Great vs. Big

A few years ago we outlined a few goals for our company. They had nothing to do with metrics, like number of customers or revenues or whatever. Rather, they were things like “Be the most beloved brand that serves the restaurant industry” (which I’ll blog about soon) and the reason for today’s post: “Build a great business, not necessarily a big business.” Those things don’t have to be mutually exclusive, but we’d much rather Schedulefly be viewed as a great company vs. a really big company.

When I think of great businesses, I think of ones that are really easy to do business with, ones that put pride into their product and don’t settle for volume over quality, ones that make life easier or more enjoyable for their customers and make them smile, ones where every team member is genuinely appreciative of that fact they even have customers, and that customers have choices and have chosen to spend their hard-earned money on their product/service, ones where the people who work there are happy and enjoy what they do every day and aren’t there just to have a job, but rather to do something they are excited about, ones where the people understand they are part of something special and are thankful to have the opportunity, ones that don’t focus first and foremost on growth as the primary objective, ones where the people all have the autonomy to make decisions to do the right thing for their customers without having to get permission, ones where people appreciate each other’s work and try learn from each other, ones where everybody understands that there is no side of the business that is more important than the other, ones where people work hard when they are working but also have balance in their lives and don’t have to spend every waking hour working their ass off while their kids grow up and around them and they miss it, ones where people won’t look back one day and think “I wish I had done something different in my career,” ones where money isn’t spent just to be spent, but rather money is saved and spent wisely and only when all other creative ideas have been depleted, ones where there are no outside investors, or at least no investors attempting to bully the operators into running the business a certain way (I totally get that any businesses simply have to get outside investors and it’s definitely possible to find good ones who are patient, but that’s rare, and we count ourselves as lucky to have bootstrapped Schedulefly), ones that are willing to take risks and buck conventional wisdom to do things their own way, ones where there is no master plan but rather a never-ending effort to keep getting a little better and learn something new every day, ones where the people are both confident and optimistic but never arrogant or self-righteous about their success, ones where the people are proud of their work but never satisfied and always tweaking things to keep improving, ones that are bold enough to know who they want to serve and are willing to be clear about that both internally and externally, ones that don’t try to be all things to all people, ones that have an opinion and aren’t afraid to share it, and, finally, ones that don’t take themselves too seriously.

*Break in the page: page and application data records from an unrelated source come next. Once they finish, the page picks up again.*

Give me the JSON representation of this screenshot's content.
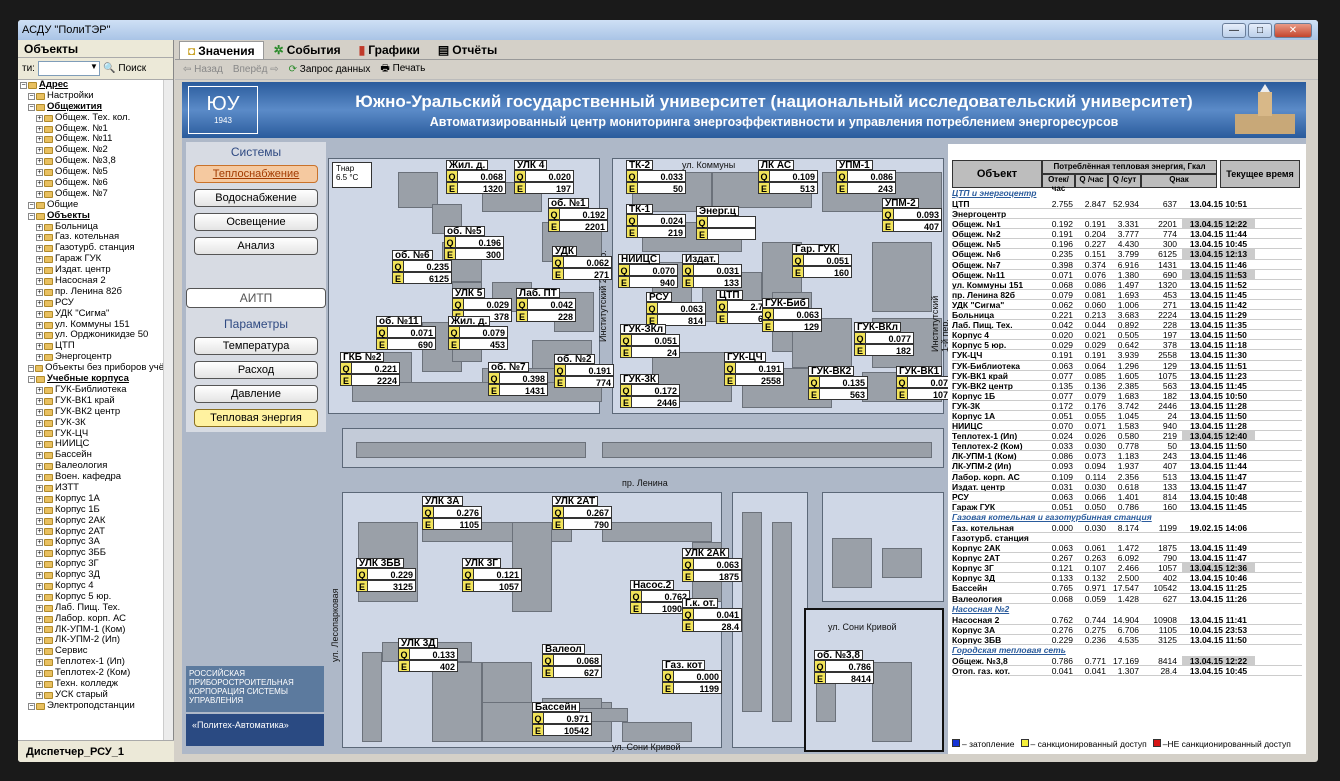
{
  "window": {
    "title": "АСДУ \"ПолиТЭР\""
  },
  "left": {
    "header": "Объекты",
    "search_label": "ти:",
    "search_btn": "Поиск",
    "bottom": "Диспетчер_РСУ_1",
    "tree": [
      "Адрес",
      "Настройки",
      "Общежития",
      "Общеж. Тех. кол.",
      "Общеж. №1",
      "Общеж. №11",
      "Общеж. №2",
      "Общеж. №3,8",
      "Общеж. №5",
      "Общеж. №6",
      "Общеж. №7",
      "Общие",
      "Объекты",
      "Больница",
      "Газ. котельная",
      "Газотурб. станция",
      "Гараж ГУК",
      "Издат. центр",
      "Насосная 2",
      "пр. Ленина 82б",
      "РСУ",
      "УДК \"Сигма\"",
      "ул. Коммуны 151",
      "ул. Орджоникидзе 50",
      "ЦТП",
      "Энергоцентр",
      "Объекты без приборов учё",
      "Учебные корпуса",
      "ГУК-Библиотека",
      "ГУК-ВК1 край",
      "ГУК-ВК2 центр",
      "ГУК-3К",
      "ГУК-ЦЧ",
      "НИИЦС",
      "Бассейн",
      "Валеология",
      "Воен. кафедра",
      "ИЗТТ",
      "Корпус 1А",
      "Корпус 1Б",
      "Корпус 2АК",
      "Корпус 2АТ",
      "Корпус 3А",
      "Корпус 3ББ",
      "Корпус 3Г",
      "Корпус 3Д",
      "Корпус 4",
      "Корпус 5 юр.",
      "Лаб. Пищ. Тех.",
      "Лабор. корп. АС",
      "ЛК-УПМ-1 (Ком)",
      "ЛК-УПМ-2 (Ип)",
      "Сервис",
      "Теплотех-1 (Ип)",
      "Теплотех-2 (Ком)",
      "Техн. колледж",
      "УСК старый",
      "Электроподстанции"
    ]
  },
  "tabs": [
    "Значения",
    "События",
    "Графики",
    "Отчёты"
  ],
  "toolbar": {
    "back": "Назад",
    "fwd": "Вперёд",
    "req": "Запрос данных",
    "print": "Печать"
  },
  "banner": {
    "t1": "Южно-Уральский государственный университет (национальный исследовательский университет)",
    "t2": "Автоматизированный центр мониторинга энергоэффективности и управления потреблением энергоресурсов",
    "year": "1943"
  },
  "nav": {
    "systems": "Системы",
    "b1": "Теплоснабжение",
    "b2": "Водоснабжение",
    "b3": "Освещение",
    "b4": "Анализ",
    "aitp": "АИТП",
    "params": "Параметры",
    "p1": "Температура",
    "p2": "Расход",
    "p3": "Давление",
    "p4": "Тепловая энергия"
  },
  "corp": {
    "c1": "РОССИЙСКАЯ ПРИБОРОСТРОИТЕЛЬНАЯ КОРПОРАЦИЯ СИСТЕМЫ УПРАВЛЕНИЯ",
    "c2": "«Политех-Автоматика»"
  },
  "tnar": {
    "label": "Тнар",
    "value": "6.5 °C"
  },
  "streets": [
    "ул. Коммуны",
    "Институтский 2-й пер.",
    "Институтский 1-й пер.",
    "пр. Ленина",
    "ул. Лесопарковая",
    "ул. Сони Кривой",
    "ул. Сони Кривой"
  ],
  "meters": [
    {
      "n": "Жил. д.",
      "q": "0.068",
      "e": "1320"
    },
    {
      "n": "УЛК 4",
      "q": "0.020",
      "e": "197"
    },
    {
      "n": "ТК-2",
      "q": "0.033",
      "e": "50"
    },
    {
      "n": "ЛК АС",
      "q": "0.109",
      "e": "513"
    },
    {
      "n": "УПМ-1",
      "q": "0.086",
      "e": "243"
    },
    {
      "n": "об. №1",
      "q": "0.192",
      "e": "2201"
    },
    {
      "n": "ТК-1",
      "q": "0.024",
      "e": "219"
    },
    {
      "n": "Энерг.ц",
      "q": "",
      "e": ""
    },
    {
      "n": "УПМ-2",
      "q": "0.093",
      "e": "407"
    },
    {
      "n": "об. №5",
      "q": "0.196",
      "e": "300"
    },
    {
      "n": "об. №6",
      "q": "0.235",
      "e": "6125"
    },
    {
      "n": "УДК",
      "q": "0.062",
      "e": "271"
    },
    {
      "n": "НИИЦС",
      "q": "0.070",
      "e": "940"
    },
    {
      "n": "Издат.",
      "q": "0.031",
      "e": "133"
    },
    {
      "n": "Гар. ГУК",
      "q": "0.051",
      "e": "160"
    },
    {
      "n": "УЛК 5",
      "q": "0.029",
      "e": "378"
    },
    {
      "n": "Лаб. ПТ",
      "q": "0.042",
      "e": "228"
    },
    {
      "n": "РСУ",
      "q": "0.063",
      "e": "814"
    },
    {
      "n": "ЦТП",
      "q": "2.755",
      "e": "637"
    },
    {
      "n": "ГУК-Биб",
      "q": "0.063",
      "e": "129"
    },
    {
      "n": "об. №11",
      "q": "0.071",
      "e": "690"
    },
    {
      "n": "Жил. д.",
      "q": "0.079",
      "e": "453"
    },
    {
      "n": "ГУК-ЗКл",
      "q": "0.051",
      "e": "24"
    },
    {
      "n": "ГУК-ВКл",
      "q": "0.077",
      "e": "182"
    },
    {
      "n": "ГКБ №2",
      "q": "0.221",
      "e": "2224"
    },
    {
      "n": "об. №7",
      "q": "0.398",
      "e": "1431"
    },
    {
      "n": "об. №2",
      "q": "0.191",
      "e": "774"
    },
    {
      "n": "ГУК-ЦЧ",
      "q": "0.191",
      "e": "2558"
    },
    {
      "n": "ГУК-ВК2",
      "q": "0.135",
      "e": "563"
    },
    {
      "n": "ГУК-ВК1",
      "q": "0.077",
      "e": "1075"
    },
    {
      "n": "ГУК-3К",
      "q": "0.172",
      "e": "2446"
    },
    {
      "n": "УЛК 3А",
      "q": "0.276",
      "e": "1105"
    },
    {
      "n": "УЛК 2АТ",
      "q": "0.267",
      "e": "790"
    },
    {
      "n": "УЛК 2АК",
      "q": "0.063",
      "e": "1875"
    },
    {
      "n": "УЛК 3БВ",
      "q": "0.229",
      "e": "3125"
    },
    {
      "n": "УЛК 3Г",
      "q": "0.121",
      "e": "1057"
    },
    {
      "n": "Насос.2",
      "q": "0.762",
      "e": "10908"
    },
    {
      "n": "Г.к. от.",
      "q": "0.041",
      "e": "28.4"
    },
    {
      "n": "УЛК 3Д",
      "q": "0.133",
      "e": "402"
    },
    {
      "n": "Валеол",
      "q": "0.068",
      "e": "627"
    },
    {
      "n": "Газ. кот",
      "q": "0.000",
      "e": "1199"
    },
    {
      "n": "Бассейн",
      "q": "0.971",
      "e": "10542"
    },
    {
      "n": "об. №3,8",
      "q": "0.786",
      "e": "8414"
    }
  ],
  "table": {
    "h_obj": "Объект",
    "h_group": "Потреблённая тепловая энергия, Гкал",
    "h_c1": "Отек/час",
    "h_c2": "Q /час",
    "h_c3": "Q /сут",
    "h_c4": "Qнак",
    "h_time": "Текущее время",
    "rows": [
      {
        "s": "ЦТП и энергоцентр"
      },
      {
        "n": "ЦТП",
        "a": "2.755",
        "b": "2.847",
        "c": "52.934",
        "d": "637",
        "t": "13.04.15 10:51"
      },
      {
        "n": "Энергоцентр",
        "a": "",
        "b": "",
        "c": "",
        "d": "",
        "t": ""
      },
      {
        "n": "Общеж. №1",
        "a": "0.192",
        "b": "0.191",
        "c": "3.331",
        "d": "2201",
        "t": "13.04.15 12:22",
        "h": 1
      },
      {
        "n": "Общеж. №2",
        "a": "0.191",
        "b": "0.204",
        "c": "3.777",
        "d": "774",
        "t": "13.04.15 11:44"
      },
      {
        "n": "Общеж. №5",
        "a": "0.196",
        "b": "0.227",
        "c": "4.430",
        "d": "300",
        "t": "13.04.15 10:45"
      },
      {
        "n": "Общеж. №6",
        "a": "0.235",
        "b": "0.151",
        "c": "3.799",
        "d": "6125",
        "t": "13.04.15 12:13",
        "h": 1
      },
      {
        "n": "Общеж. №7",
        "a": "0.398",
        "b": "0.374",
        "c": "6.916",
        "d": "1431",
        "t": "13.04.15 11:46"
      },
      {
        "n": "Общеж. №11",
        "a": "0.071",
        "b": "0.076",
        "c": "1.380",
        "d": "690",
        "t": "13.04.15 11:53",
        "h": 1
      },
      {
        "n": "ул. Коммуны 151",
        "a": "0.068",
        "b": "0.086",
        "c": "1.497",
        "d": "1320",
        "t": "13.04.15 11:52"
      },
      {
        "n": "пр. Ленина 82б",
        "a": "0.079",
        "b": "0.081",
        "c": "1.693",
        "d": "453",
        "t": "13.04.15 11:45"
      },
      {
        "n": "УДК \"Сигма\"",
        "a": "0.062",
        "b": "0.060",
        "c": "1.006",
        "d": "271",
        "t": "13.04.15 11:42"
      },
      {
        "n": "Больница",
        "a": "0.221",
        "b": "0.213",
        "c": "3.683",
        "d": "2224",
        "t": "13.04.15 11:29"
      },
      {
        "n": "Лаб. Пищ. Тех.",
        "a": "0.042",
        "b": "0.044",
        "c": "0.892",
        "d": "228",
        "t": "13.04.15 11:35"
      },
      {
        "n": "Корпус 4",
        "a": "0.020",
        "b": "0.021",
        "c": "0.505",
        "d": "197",
        "t": "13.04.15 11:50"
      },
      {
        "n": "Корпус 5 юр.",
        "a": "0.029",
        "b": "0.029",
        "c": "0.642",
        "d": "378",
        "t": "13.04.15 11:18"
      },
      {
        "n": "ГУК-ЦЧ",
        "a": "0.191",
        "b": "0.191",
        "c": "3.939",
        "d": "2558",
        "t": "13.04.15 11:30"
      },
      {
        "n": "ГУК-Библиотека",
        "a": "0.063",
        "b": "0.064",
        "c": "1.296",
        "d": "129",
        "t": "13.04.15 11:51"
      },
      {
        "n": "ГУК-ВК1 край",
        "a": "0.077",
        "b": "0.085",
        "c": "1.605",
        "d": "1075",
        "t": "13.04.15 11:23"
      },
      {
        "n": "ГУК-ВК2 центр",
        "a": "0.135",
        "b": "0.136",
        "c": "2.385",
        "d": "563",
        "t": "13.04.15 11:45"
      },
      {
        "n": "Корпус 1Б",
        "a": "0.077",
        "b": "0.079",
        "c": "1.683",
        "d": "182",
        "t": "13.04.15 10:50"
      },
      {
        "n": "ГУК-3К",
        "a": "0.172",
        "b": "0.176",
        "c": "3.742",
        "d": "2446",
        "t": "13.04.15 11:28"
      },
      {
        "n": "Корпус 1А",
        "a": "0.051",
        "b": "0.055",
        "c": "1.045",
        "d": "24",
        "t": "13.04.15 11:50"
      },
      {
        "n": "НИИЦС",
        "a": "0.070",
        "b": "0.071",
        "c": "1.583",
        "d": "940",
        "t": "13.04.15 11:28"
      },
      {
        "n": "Теплотех-1 (Ип)",
        "a": "0.024",
        "b": "0.026",
        "c": "0.580",
        "d": "219",
        "t": "13.04.15 12:40",
        "h": 1
      },
      {
        "n": "Теплотех-2 (Ком)",
        "a": "0.033",
        "b": "0.030",
        "c": "0.778",
        "d": "50",
        "t": "13.04.15 11:50"
      },
      {
        "n": "ЛК-УПМ-1 (Ком)",
        "a": "0.086",
        "b": "0.073",
        "c": "1.183",
        "d": "243",
        "t": "13.04.15 11:46"
      },
      {
        "n": "ЛК-УПМ-2 (Ип)",
        "a": "0.093",
        "b": "0.094",
        "c": "1.937",
        "d": "407",
        "t": "13.04.15 11:44"
      },
      {
        "n": "Лабор. корп. АС",
        "a": "0.109",
        "b": "0.114",
        "c": "2.356",
        "d": "513",
        "t": "13.04.15 11:47"
      },
      {
        "n": "Издат. центр",
        "a": "0.031",
        "b": "0.030",
        "c": "0.618",
        "d": "133",
        "t": "13.04.15 11:47"
      },
      {
        "n": "РСУ",
        "a": "0.063",
        "b": "0.066",
        "c": "1.401",
        "d": "814",
        "t": "13.04.15 10:48"
      },
      {
        "n": "Гараж ГУК",
        "a": "0.051",
        "b": "0.050",
        "c": "0.786",
        "d": "160",
        "t": "13.04.15 11:45"
      },
      {
        "s": "Газовая котельная и газотурбинная станция"
      },
      {
        "n": "Газ. котельная",
        "a": "0.000",
        "b": "0.030",
        "c": "8.174",
        "d": "1199",
        "t": "19.02.15 14:06"
      },
      {
        "n": "Газотурб. станция",
        "a": "",
        "b": "",
        "c": "",
        "d": "",
        "t": ""
      },
      {
        "n": "Корпус 2АК",
        "a": "0.063",
        "b": "0.061",
        "c": "1.472",
        "d": "1875",
        "t": "13.04.15 11:49"
      },
      {
        "n": "Корпус 2АТ",
        "a": "0.267",
        "b": "0.263",
        "c": "6.092",
        "d": "790",
        "t": "13.04.15 11:47"
      },
      {
        "n": "Корпус 3Г",
        "a": "0.121",
        "b": "0.107",
        "c": "2.466",
        "d": "1057",
        "t": "13.04.15 12:36",
        "h": 1
      },
      {
        "n": "Корпус 3Д",
        "a": "0.133",
        "b": "0.132",
        "c": "2.500",
        "d": "402",
        "t": "13.04.15 10:46"
      },
      {
        "n": "Бассейн",
        "a": "0.765",
        "b": "0.971",
        "c": "17.547",
        "d": "10542",
        "t": "13.04.15 11:25"
      },
      {
        "n": "Валеология",
        "a": "0.068",
        "b": "0.059",
        "c": "1.428",
        "d": "627",
        "t": "13.04.15 11:26"
      },
      {
        "s": "Насосная №2"
      },
      {
        "n": "Насосная 2",
        "a": "0.762",
        "b": "0.744",
        "c": "14.904",
        "d": "10908",
        "t": "13.04.15 11:41"
      },
      {
        "n": "Корпус 3А",
        "a": "0.276",
        "b": "0.275",
        "c": "6.706",
        "d": "1105",
        "t": "10.04.15 23:53"
      },
      {
        "n": "Корпус 3БВ",
        "a": "0.229",
        "b": "0.236",
        "c": "4.535",
        "d": "3125",
        "t": "13.04.15 11:50"
      },
      {
        "s": "Городская тепловая сеть"
      },
      {
        "n": "Общеж. №3,8",
        "a": "0.786",
        "b": "0.771",
        "c": "17.169",
        "d": "8414",
        "t": "13.04.15 12:22",
        "h": 1
      },
      {
        "n": "Отоп. газ. кот.",
        "a": "0.041",
        "b": "0.041",
        "c": "1.307",
        "d": "28.4",
        "t": "13.04.15 10:45"
      }
    ]
  },
  "legend": {
    "l1": "– затопление",
    "l2": "– санкционированный доступ",
    "l3": "–НЕ санкционированный доступ"
  },
  "colors": {
    "flood": "#1533d6",
    "auth": "#f5ef3a",
    "unauth": "#d61515"
  }
}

Our entire team is getting together tomorrow. We have five people right now, and it’s the first time we will all be together at the same time (I’m in Charlotte, Tyler is in Raleigh, Wes, Hank and Charles are in Wilmington – these cities are all in N.C. but they are each a few hours each other). I wouldn’t call it a meeting – rather, it’s just a chance for us to hang out for a few hours and have some fun and talk about what we can do to stay focused on making Schedulefly a great business for our customers, and for each of us. In some ways I think Schedulefly is a great business already, but there will always be things we want to do even better – things from that laundry list I rattled off above – so it’s cool to rap about how we can accomplish that.

We’re growing nicely and I’m sure we’ll grow bigger – meaning we’ll keep growing the number of restaurants we serve and, over time, we’ll add more people (though very, very slowly and we’ll keep the team at five as long as we can) – but that will only come as a by-product of focusing on being great, which is all we really care about.